Your answer should be a single number: how many lines in the data below hold the string "icon".

**Saved data entries**
-- -- --

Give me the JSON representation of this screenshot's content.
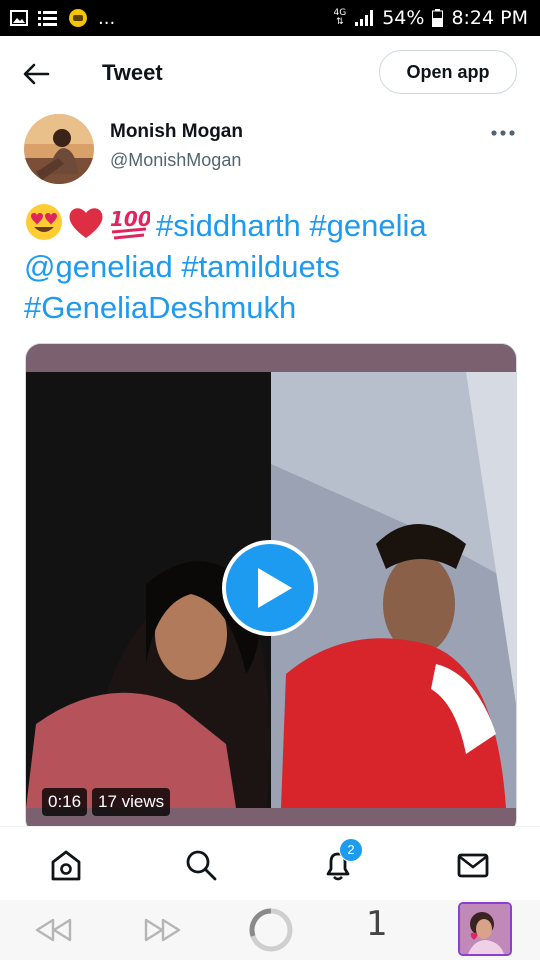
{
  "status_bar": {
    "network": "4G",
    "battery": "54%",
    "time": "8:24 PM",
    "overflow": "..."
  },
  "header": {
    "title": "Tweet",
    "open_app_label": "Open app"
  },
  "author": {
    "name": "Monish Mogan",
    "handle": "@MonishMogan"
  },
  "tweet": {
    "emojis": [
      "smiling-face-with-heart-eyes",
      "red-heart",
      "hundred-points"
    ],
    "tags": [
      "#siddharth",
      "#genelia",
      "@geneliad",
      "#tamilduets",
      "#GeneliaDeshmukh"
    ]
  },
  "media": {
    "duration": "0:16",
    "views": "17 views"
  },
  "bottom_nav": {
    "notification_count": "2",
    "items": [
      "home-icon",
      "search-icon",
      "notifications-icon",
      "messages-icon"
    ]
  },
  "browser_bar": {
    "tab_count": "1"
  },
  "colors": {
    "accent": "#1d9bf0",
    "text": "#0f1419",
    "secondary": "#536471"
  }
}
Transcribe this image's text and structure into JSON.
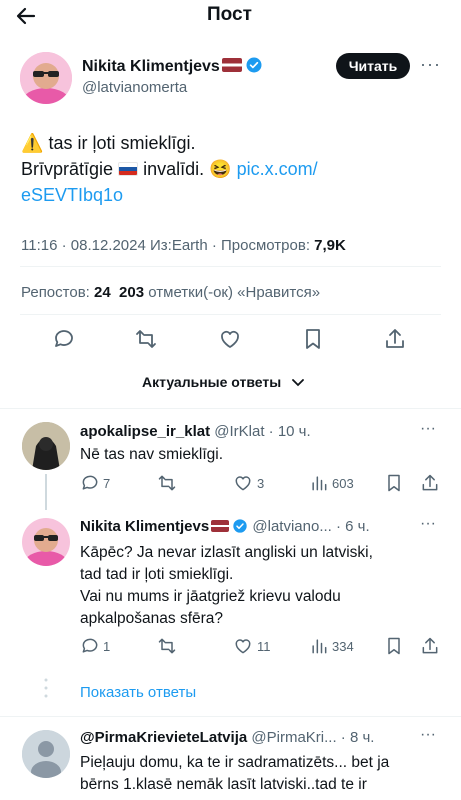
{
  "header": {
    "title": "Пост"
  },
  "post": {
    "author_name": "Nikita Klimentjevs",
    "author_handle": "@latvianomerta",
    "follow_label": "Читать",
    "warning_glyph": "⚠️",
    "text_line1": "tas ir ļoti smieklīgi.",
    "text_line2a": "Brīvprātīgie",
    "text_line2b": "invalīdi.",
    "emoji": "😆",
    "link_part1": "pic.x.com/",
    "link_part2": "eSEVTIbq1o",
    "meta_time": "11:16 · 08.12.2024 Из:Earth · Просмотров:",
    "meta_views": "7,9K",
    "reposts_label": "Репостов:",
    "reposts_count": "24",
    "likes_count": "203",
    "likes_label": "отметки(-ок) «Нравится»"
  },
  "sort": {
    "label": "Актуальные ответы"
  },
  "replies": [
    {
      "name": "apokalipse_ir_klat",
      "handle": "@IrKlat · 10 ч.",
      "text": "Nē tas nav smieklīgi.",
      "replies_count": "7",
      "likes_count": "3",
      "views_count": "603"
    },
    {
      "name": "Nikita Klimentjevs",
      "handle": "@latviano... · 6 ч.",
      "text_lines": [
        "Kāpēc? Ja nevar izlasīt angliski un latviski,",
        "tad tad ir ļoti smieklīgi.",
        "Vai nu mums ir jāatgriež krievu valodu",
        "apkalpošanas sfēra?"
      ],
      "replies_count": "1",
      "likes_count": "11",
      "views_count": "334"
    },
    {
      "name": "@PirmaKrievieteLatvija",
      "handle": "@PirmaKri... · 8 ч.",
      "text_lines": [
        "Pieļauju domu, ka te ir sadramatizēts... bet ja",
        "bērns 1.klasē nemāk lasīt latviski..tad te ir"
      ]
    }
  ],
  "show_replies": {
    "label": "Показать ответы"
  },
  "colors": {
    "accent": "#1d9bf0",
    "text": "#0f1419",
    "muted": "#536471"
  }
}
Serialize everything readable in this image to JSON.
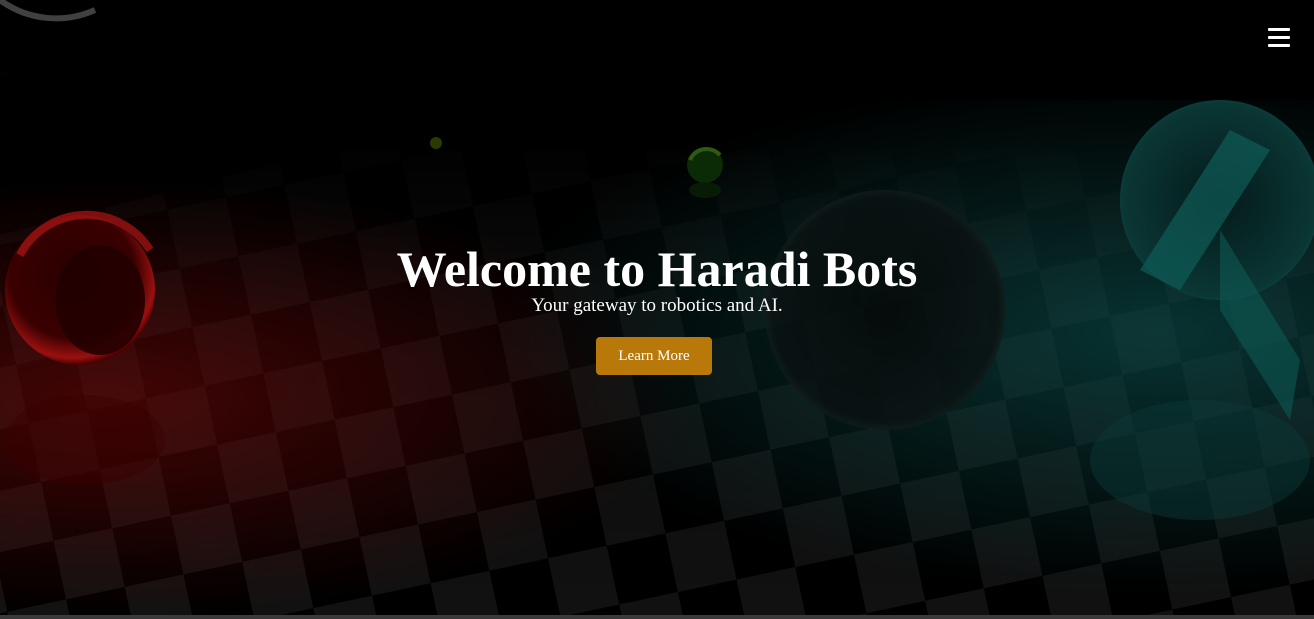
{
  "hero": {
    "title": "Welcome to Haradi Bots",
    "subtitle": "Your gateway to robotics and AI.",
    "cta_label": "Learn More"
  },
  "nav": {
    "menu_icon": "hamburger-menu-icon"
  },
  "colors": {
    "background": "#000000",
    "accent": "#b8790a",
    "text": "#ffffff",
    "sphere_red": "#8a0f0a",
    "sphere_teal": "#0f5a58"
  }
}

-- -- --

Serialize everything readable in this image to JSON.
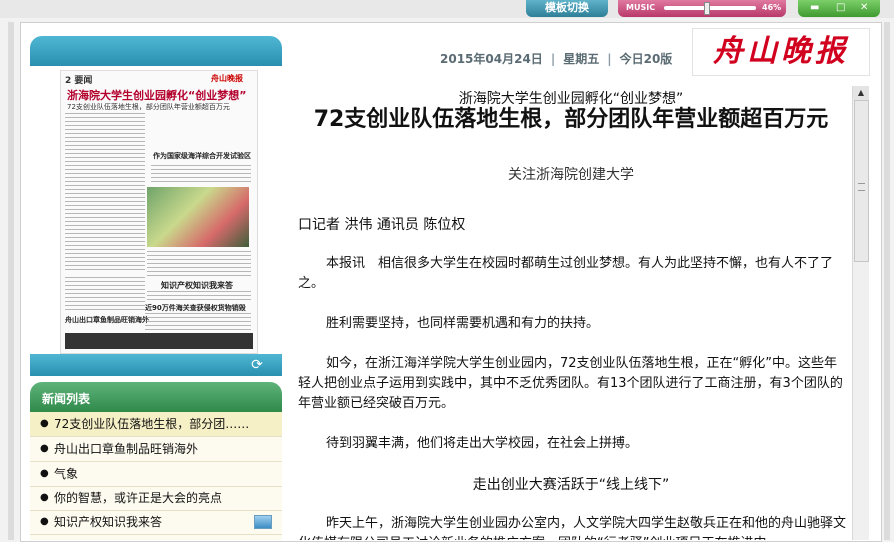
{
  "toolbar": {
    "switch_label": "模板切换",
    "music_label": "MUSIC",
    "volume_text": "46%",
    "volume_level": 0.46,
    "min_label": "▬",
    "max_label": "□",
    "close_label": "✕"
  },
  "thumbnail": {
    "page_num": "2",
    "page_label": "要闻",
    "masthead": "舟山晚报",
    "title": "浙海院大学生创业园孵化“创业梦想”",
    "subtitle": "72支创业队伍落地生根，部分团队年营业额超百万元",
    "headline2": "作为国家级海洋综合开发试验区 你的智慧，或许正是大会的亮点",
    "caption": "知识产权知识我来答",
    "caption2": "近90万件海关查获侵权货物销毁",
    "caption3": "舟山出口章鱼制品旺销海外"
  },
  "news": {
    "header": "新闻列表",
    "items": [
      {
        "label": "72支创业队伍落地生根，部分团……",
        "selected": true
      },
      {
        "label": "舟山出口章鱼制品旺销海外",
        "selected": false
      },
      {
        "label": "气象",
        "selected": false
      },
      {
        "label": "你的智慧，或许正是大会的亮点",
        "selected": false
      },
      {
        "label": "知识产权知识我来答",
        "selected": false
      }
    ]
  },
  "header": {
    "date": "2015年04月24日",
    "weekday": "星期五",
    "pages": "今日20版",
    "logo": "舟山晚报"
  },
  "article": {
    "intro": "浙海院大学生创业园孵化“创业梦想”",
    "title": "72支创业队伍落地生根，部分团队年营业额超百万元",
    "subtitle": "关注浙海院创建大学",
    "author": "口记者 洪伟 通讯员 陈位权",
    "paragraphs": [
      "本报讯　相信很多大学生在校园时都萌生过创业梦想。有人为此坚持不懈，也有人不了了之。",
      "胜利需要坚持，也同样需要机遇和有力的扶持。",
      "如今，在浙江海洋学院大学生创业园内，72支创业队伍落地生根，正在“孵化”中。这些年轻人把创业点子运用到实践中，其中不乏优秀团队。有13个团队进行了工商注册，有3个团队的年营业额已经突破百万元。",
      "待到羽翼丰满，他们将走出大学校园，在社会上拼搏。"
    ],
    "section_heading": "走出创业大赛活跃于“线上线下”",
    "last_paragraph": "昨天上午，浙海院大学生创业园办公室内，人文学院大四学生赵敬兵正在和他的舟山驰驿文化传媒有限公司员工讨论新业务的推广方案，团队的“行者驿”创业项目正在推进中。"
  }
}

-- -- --

**Solution for this task**
5